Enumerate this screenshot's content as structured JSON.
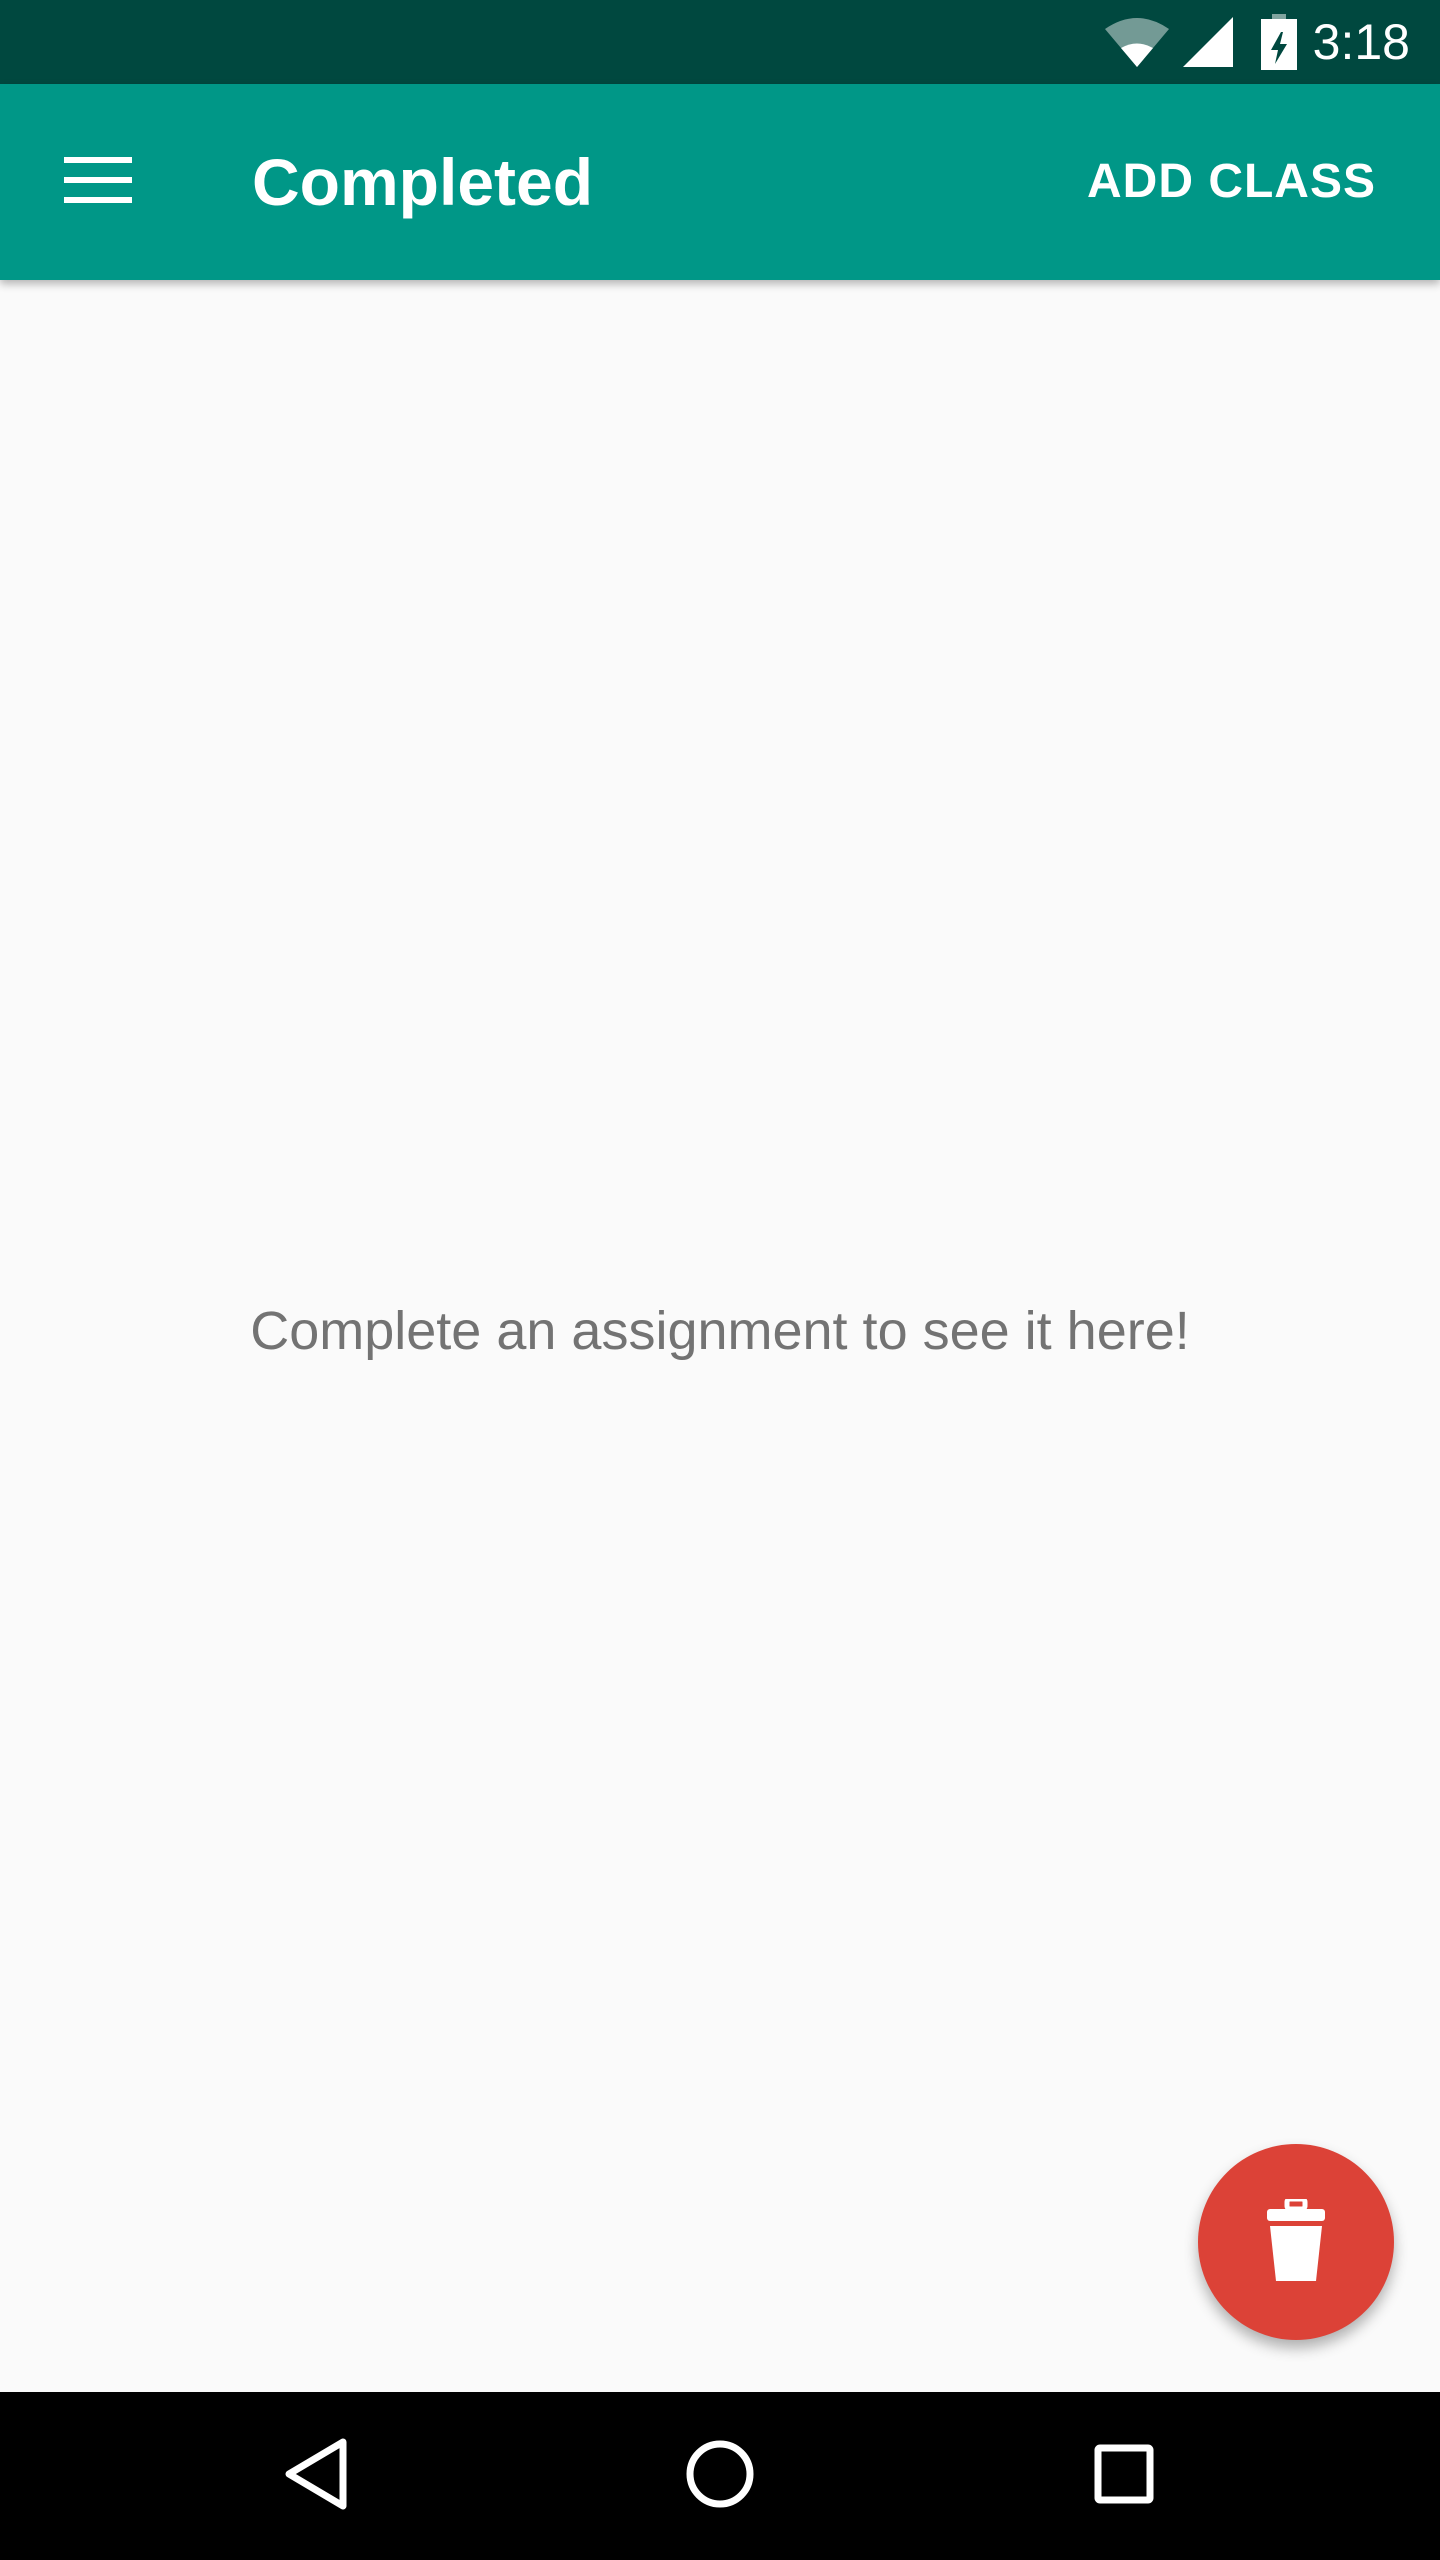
{
  "status_bar": {
    "time": "3:18",
    "icons": [
      "wifi-icon",
      "signal-icon",
      "battery-charging-icon"
    ]
  },
  "app_bar": {
    "menu_icon": "menu-icon",
    "title": "Completed",
    "action_label": "ADD CLASS",
    "background_color": "#009787",
    "status_bar_color": "#00483f"
  },
  "main": {
    "empty_message": "Complete an assignment to see it here!",
    "background_color": "#fafafa"
  },
  "fab": {
    "icon": "trash-icon",
    "color": "#dc4237"
  },
  "nav_bar": {
    "buttons": [
      "back-icon",
      "home-icon",
      "recents-icon"
    ]
  }
}
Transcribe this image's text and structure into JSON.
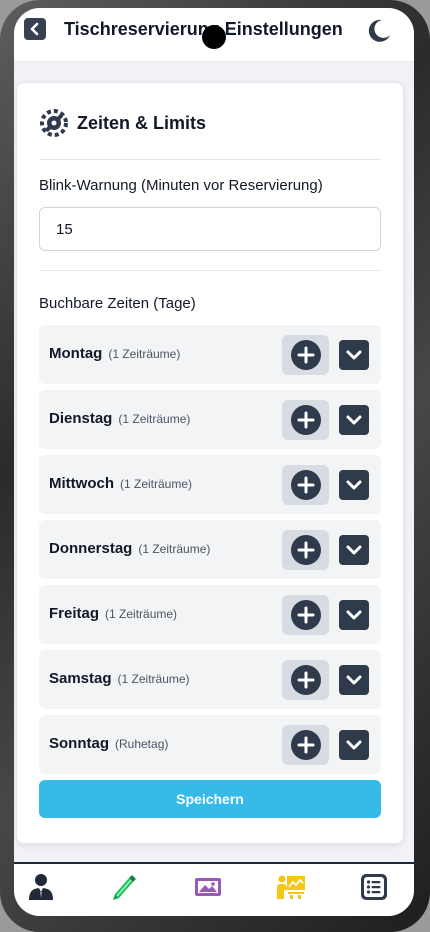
{
  "header": {
    "title": "Tischreservierung Einstellungen"
  },
  "section": {
    "title": "Zeiten & Limits"
  },
  "blink_warning": {
    "label": "Blink-Warnung (Minuten vor Reservierung)",
    "value": "15"
  },
  "bookable": {
    "label": "Buchbare Zeiten (Tage)",
    "days": [
      {
        "name": "Montag",
        "note": "(1 Zeiträume)"
      },
      {
        "name": "Dienstag",
        "note": "(1 Zeiträume)"
      },
      {
        "name": "Mittwoch",
        "note": "(1 Zeiträume)"
      },
      {
        "name": "Donnerstag",
        "note": "(1 Zeiträume)"
      },
      {
        "name": "Freitag",
        "note": "(1 Zeiträume)"
      },
      {
        "name": "Samstag",
        "note": "(1 Zeiträume)"
      },
      {
        "name": "Sonntag",
        "note": "(Ruhetag)"
      }
    ]
  },
  "save_label": "Speichern",
  "icons": {
    "back": "chevron-left-icon",
    "theme": "moon-icon",
    "section": "tools-icon",
    "add": "plus-circle-icon",
    "expand": "chevron-down-icon",
    "nav": [
      "user-tie-icon",
      "pen-icon",
      "image-icon",
      "presentation-icon",
      "list-icon"
    ]
  },
  "colors": {
    "accent": "#36bbe9",
    "dark": "#2f3a4a",
    "nav_green": "#22c55e",
    "nav_purple": "#9b59b6",
    "nav_yellow": "#f5c518"
  }
}
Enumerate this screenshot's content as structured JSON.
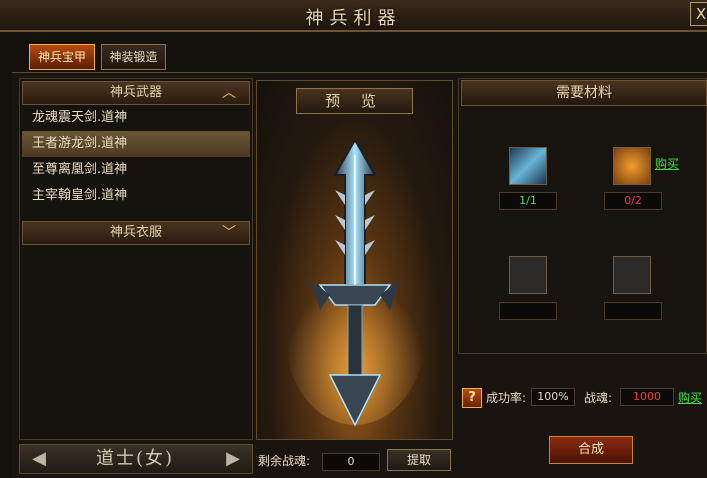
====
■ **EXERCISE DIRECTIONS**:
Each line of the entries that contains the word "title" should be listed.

■ **EXERCISE OUTPUT**:
    "title": "Completed",
    "title": "Tischreservierung Einstellungen"
    "title": "Zeiten & Limits"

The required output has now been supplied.